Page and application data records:
=-=-=

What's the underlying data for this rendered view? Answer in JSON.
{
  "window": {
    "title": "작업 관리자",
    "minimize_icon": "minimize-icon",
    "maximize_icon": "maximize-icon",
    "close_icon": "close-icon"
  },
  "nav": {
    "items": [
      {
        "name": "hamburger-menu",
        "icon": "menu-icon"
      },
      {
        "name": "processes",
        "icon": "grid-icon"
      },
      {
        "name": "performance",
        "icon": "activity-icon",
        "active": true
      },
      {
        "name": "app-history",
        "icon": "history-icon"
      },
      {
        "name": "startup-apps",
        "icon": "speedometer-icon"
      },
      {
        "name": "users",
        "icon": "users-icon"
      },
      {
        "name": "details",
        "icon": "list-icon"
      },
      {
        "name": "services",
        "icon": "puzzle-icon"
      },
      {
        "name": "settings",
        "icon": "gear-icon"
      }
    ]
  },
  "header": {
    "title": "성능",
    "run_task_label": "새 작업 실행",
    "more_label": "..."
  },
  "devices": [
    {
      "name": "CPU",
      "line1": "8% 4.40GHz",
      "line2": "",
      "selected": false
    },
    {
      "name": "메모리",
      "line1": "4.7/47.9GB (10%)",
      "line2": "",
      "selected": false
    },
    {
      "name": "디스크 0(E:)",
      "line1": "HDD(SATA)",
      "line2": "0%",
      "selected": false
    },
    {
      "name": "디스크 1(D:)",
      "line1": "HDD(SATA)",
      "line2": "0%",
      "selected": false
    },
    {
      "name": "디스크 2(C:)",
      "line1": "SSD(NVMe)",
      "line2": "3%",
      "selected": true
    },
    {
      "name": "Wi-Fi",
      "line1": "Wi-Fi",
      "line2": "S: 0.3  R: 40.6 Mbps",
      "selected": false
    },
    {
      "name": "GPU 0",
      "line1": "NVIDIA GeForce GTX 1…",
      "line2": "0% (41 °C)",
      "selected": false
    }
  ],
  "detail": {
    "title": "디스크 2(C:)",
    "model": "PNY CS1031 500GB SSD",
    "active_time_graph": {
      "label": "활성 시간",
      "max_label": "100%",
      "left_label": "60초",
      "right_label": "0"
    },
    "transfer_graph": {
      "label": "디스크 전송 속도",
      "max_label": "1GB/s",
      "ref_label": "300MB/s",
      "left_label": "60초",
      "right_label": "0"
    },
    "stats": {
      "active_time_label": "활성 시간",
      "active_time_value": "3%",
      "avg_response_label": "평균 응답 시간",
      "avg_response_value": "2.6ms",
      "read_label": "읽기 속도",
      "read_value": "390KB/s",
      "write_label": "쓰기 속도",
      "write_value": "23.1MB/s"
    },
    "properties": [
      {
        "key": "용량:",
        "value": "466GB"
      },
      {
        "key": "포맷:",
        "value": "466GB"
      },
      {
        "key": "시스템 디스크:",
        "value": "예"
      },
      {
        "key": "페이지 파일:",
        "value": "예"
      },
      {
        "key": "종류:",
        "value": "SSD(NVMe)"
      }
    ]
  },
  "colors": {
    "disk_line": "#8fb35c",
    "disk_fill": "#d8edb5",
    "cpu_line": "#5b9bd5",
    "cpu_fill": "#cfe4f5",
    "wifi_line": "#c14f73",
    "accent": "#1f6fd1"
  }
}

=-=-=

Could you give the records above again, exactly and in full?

What's the underlying data for this rendered view? Answer in JSON.
{
  "window": {
    "title": "작업 관리자",
    "minimize_icon": "minimize-icon",
    "maximize_icon": "maximize-icon",
    "close_icon": "close-icon"
  },
  "nav": {
    "items": [
      {
        "name": "hamburger-menu",
        "icon": "menu-icon"
      },
      {
        "name": "processes",
        "icon": "grid-icon"
      },
      {
        "name": "performance",
        "icon": "activity-icon",
        "active": true
      },
      {
        "name": "app-history",
        "icon": "history-icon"
      },
      {
        "name": "startup-apps",
        "icon": "speedometer-icon"
      },
      {
        "name": "users",
        "icon": "users-icon"
      },
      {
        "name": "details",
        "icon": "list-icon"
      },
      {
        "name": "services",
        "icon": "puzzle-icon"
      },
      {
        "name": "settings",
        "icon": "gear-icon"
      }
    ]
  },
  "header": {
    "title": "성능",
    "run_task_label": "새 작업 실행",
    "more_label": "..."
  },
  "devices": [
    {
      "name": "CPU",
      "line1": "8% 4.40GHz",
      "line2": "",
      "selected": false
    },
    {
      "name": "메모리",
      "line1": "4.7/47.9GB (10%)",
      "line2": "",
      "selected": false
    },
    {
      "name": "디스크 0(E:)",
      "line1": "HDD(SATA)",
      "line2": "0%",
      "selected": false
    },
    {
      "name": "디스크 1(D:)",
      "line1": "HDD(SATA)",
      "line2": "0%",
      "selected": false
    },
    {
      "name": "디스크 2(C:)",
      "line1": "SSD(NVMe)",
      "line2": "3%",
      "selected": true
    },
    {
      "name": "Wi-Fi",
      "line1": "Wi-Fi",
      "line2": "S: 0.3  R: 40.6 Mbps",
      "selected": false
    },
    {
      "name": "GPU 0",
      "line1": "NVIDIA GeForce GTX 1…",
      "line2": "0% (41 °C)",
      "selected": false
    }
  ],
  "detail": {
    "title": "디스크 2(C:)",
    "model": "PNY CS1031 500GB SSD",
    "active_time_graph": {
      "label": "활성 시간",
      "max_label": "100%",
      "left_label": "60초",
      "right_label": "0"
    },
    "transfer_graph": {
      "label": "디스크 전송 속도",
      "max_label": "1GB/s",
      "ref_label": "300MB/s",
      "left_label": "60초",
      "right_label": "0"
    },
    "stats": {
      "active_time_label": "활성 시간",
      "active_time_value": "3%",
      "avg_response_label": "평균 응답 시간",
      "avg_response_value": "2.6ms",
      "read_label": "읽기 속도",
      "read_value": "390KB/s",
      "write_label": "쓰기 속도",
      "write_value": "23.1MB/s"
    },
    "properties": [
      {
        "key": "용량:",
        "value": "466GB"
      },
      {
        "key": "포맷:",
        "value": "466GB"
      },
      {
        "key": "시스템 디스크:",
        "value": "예"
      },
      {
        "key": "페이지 파일:",
        "value": "예"
      },
      {
        "key": "종류:",
        "value": "SSD(NVMe)"
      }
    ]
  },
  "colors": {
    "disk_line": "#8fb35c",
    "disk_fill": "#d8edb5",
    "cpu_line": "#5b9bd5",
    "cpu_fill": "#cfe4f5",
    "wifi_line": "#c14f73",
    "accent": "#1f6fd1"
  }
}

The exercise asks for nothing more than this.